Pet Care

Vaccinations

Tuxedo kitten

Lucky for us, there are vaccines to help prevent many illnesses that affect cats. Vaccinating your cat has long been considered one of the easiest ways to help her live a long, healthy life. Not only are there different vaccines for different diseases, there are different types and combinations of vaccines.

Although vaccination has the potential to protect pets against life-threatening diseases, vaccination is not without its risks. Recently, there has been some controversy regarding duration of protection and timing of vaccination, as well as the safety and necessity of certain vaccines. What does this all mean for your cat? Vaccination is a procedure that has risks and benefits that must be weighed for every patient relative to their lifestyle and health. Your veterinarian can determine a vaccination regime that will provide the safest and best protection for your individual cat. Here are answers to some of your most frequently asked questions regarding vaccines:

What Exactly Are Vaccines?

Vaccines help prepare the body's immune system to fight the invasion of disease-causing organisms. Vaccines contain antigens, which look like the disease-causing organism to the immune system but don't actually cause disease. When the vaccine is introduced to the body, the immune system is mildly stimulated. If a cat is ever exposed to the real disease, his immune system is now prepared to recognize and fight it off entirely or reduce its severity.

How Important Are Vaccines to the Health of My Cat?

Bottom line—vaccines are very important in managing the health of your cats. That said, not every cat needs to be vaccinated against every disease. It is very important to discuss with your veterinarian a vaccination protocol that’s right for your cat. Factors that should be examined include age, medical history, environment and lifestyle. Most vets highly recommend administering core vaccines to healthy cats.

What Are Core Vaccines?

The American Association of Feline Practitioners divided vaccines into two categories—core and non-core. Core vaccines are considered vital to all cats and protect against panleukopenia (feline distemper), feline calici virus, feline herpes virus type I (rhinotracheitis) and rabies. Non-core vaccines are given depending on the cat's lifestyle; these include vaccines for feline leukemia virus, Bordetella, Chylamydophila felis and feline immunodeficiency virus. Your veterinarian can determine what vaccines are best for your cat.

Are Any Vaccines Required By Law?

Each state has its own laws governing the administration of the rabies vaccine. Some areas require yearly rabies vaccination. Other areas call for vaccines every three years. In almost all states, proof of rabies vaccination is mandatory.

How Often Should My Adult Cat Be Vaccinated?

Your veterinarian can best determine a vaccination schedule for your cat. This will depend on the type of vaccine, your cat’s age, medical history, environment and lifestyle. Adult cats might be revaccinated annually or every three years.

When Should My Kitten Be Vaccinated?

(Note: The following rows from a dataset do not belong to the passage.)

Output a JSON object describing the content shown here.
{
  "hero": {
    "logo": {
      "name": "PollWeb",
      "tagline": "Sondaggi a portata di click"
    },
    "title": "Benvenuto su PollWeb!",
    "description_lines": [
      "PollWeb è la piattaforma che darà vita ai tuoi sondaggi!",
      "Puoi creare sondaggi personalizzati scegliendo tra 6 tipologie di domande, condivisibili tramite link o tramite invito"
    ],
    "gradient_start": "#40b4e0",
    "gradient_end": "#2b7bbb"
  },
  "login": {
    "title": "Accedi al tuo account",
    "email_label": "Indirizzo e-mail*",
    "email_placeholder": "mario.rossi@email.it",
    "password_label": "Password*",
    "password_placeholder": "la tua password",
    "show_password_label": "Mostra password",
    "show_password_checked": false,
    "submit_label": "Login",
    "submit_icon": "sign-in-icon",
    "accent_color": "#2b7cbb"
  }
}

Kittens automatically receive antibodies in the milk their mother produces if their mother has a healthy immune system. These antibodies help protect against infectious disease until the kitten's own immune system develops. When the kitten is around six to eight weeks of age, your veterinarian can begin to administer a series of vaccines at three- or four-week intervals until the kitten reaches 16 weeks of age.

Are There Any Risks Associated With Vaccines?

Immunizations are supposed to mildly stimulate the animal’s immune system in order to create protection from specific infectious diseases. This stimulation can create mild symptoms, ranging from soreness at the injection site to fever and allergic reactions. There are other, less common side effects like injection site tumors and immune disease associated with vaccination. That said, it is important to realize that vaccines have saved countless lives, and play a vital role in the battle against feline infectious disease. As with any medical procedure, there is a small chance of side effects. In most cases, the risks are much smaller than the risks of disease itself. But it is important to talk to your veterinarian about your cat’s medical history before he is vaccinated.

What Symptoms Should I Look For?

Most cats show no ill effect from vaccination. Vaccine reactions are usually minor and short-lived. Clinical signs include:

  • Fever
  • Sluggishness
  • Loss of appetite
  • Vomiting
  • Diarrhea
  • Swelling and redness around the injection site
  • Lameness

What Should I Do if I Think My Cat is Having an Adverse Reaction to a Vaccine?

If you suspect your cat is having a reaction to a vaccine, call your veterinarian immediately.